• Task objective
All records below are to be repeated exactly, with the pictures left out.

• Exercise data
•••••
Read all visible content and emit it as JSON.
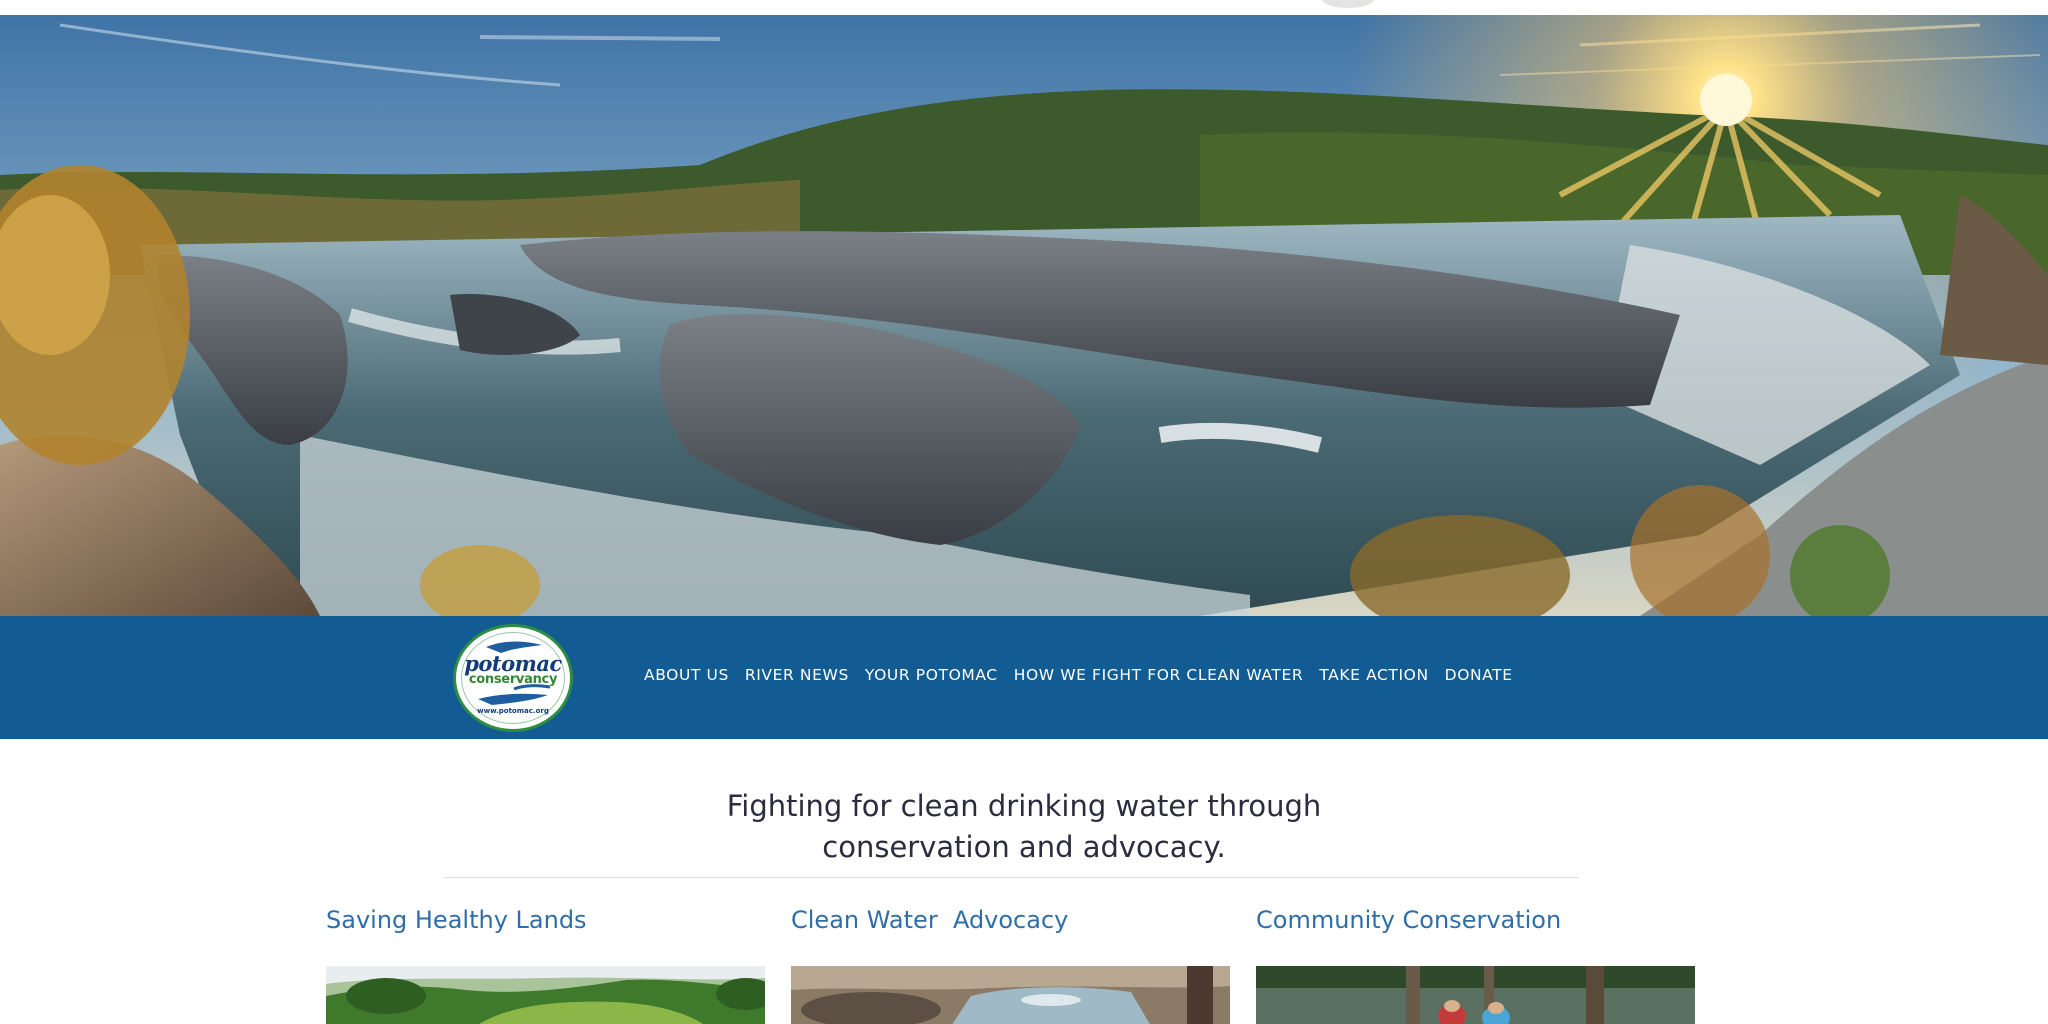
{
  "hero": {
    "description_icon": "river-falls-landscape-photo"
  },
  "logo": {
    "line1": "potomac",
    "line2": "conservancy",
    "url": "www.potomac.org"
  },
  "nav": {
    "items": [
      {
        "label": "ABOUT US"
      },
      {
        "label": "RIVER NEWS"
      },
      {
        "label": "YOUR POTOMAC"
      },
      {
        "label": "HOW WE FIGHT FOR CLEAN WATER"
      },
      {
        "label": "TAKE ACTION"
      },
      {
        "label": "DONATE"
      }
    ]
  },
  "tagline": {
    "line1": "Fighting for clean drinking water through",
    "line2": "conservation and advocacy."
  },
  "columns": [
    {
      "title": "Saving Healthy Lands",
      "image_icon": "green-hills-photo"
    },
    {
      "title": "Clean Water  Advocacy",
      "image_icon": "rocky-stream-photo"
    },
    {
      "title": "Community Conservation",
      "image_icon": "volunteers-photo"
    }
  ],
  "colors": {
    "nav_bg": "#125c93",
    "title_blue": "#2f6ea8",
    "logo_green": "#2e8d43",
    "logo_navy": "#133b78"
  }
}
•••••
• Answer below
Read all visible content and emit it as JSON.
{
  "hero": {
    "description_icon": "river-falls-landscape-photo"
  },
  "logo": {
    "line1": "potomac",
    "line2": "conservancy",
    "url": "www.potomac.org"
  },
  "nav": {
    "items": [
      {
        "label": "ABOUT US"
      },
      {
        "label": "RIVER NEWS"
      },
      {
        "label": "YOUR POTOMAC"
      },
      {
        "label": "HOW WE FIGHT FOR CLEAN WATER"
      },
      {
        "label": "TAKE ACTION"
      },
      {
        "label": "DONATE"
      }
    ]
  },
  "tagline": {
    "line1": "Fighting for clean drinking water through",
    "line2": "conservation and advocacy."
  },
  "columns": [
    {
      "title": "Saving Healthy Lands",
      "image_icon": "green-hills-photo"
    },
    {
      "title": "Clean Water  Advocacy",
      "image_icon": "rocky-stream-photo"
    },
    {
      "title": "Community Conservation",
      "image_icon": "volunteers-photo"
    }
  ],
  "colors": {
    "nav_bg": "#125c93",
    "title_blue": "#2f6ea8",
    "logo_green": "#2e8d43",
    "logo_navy": "#133b78"
  }
}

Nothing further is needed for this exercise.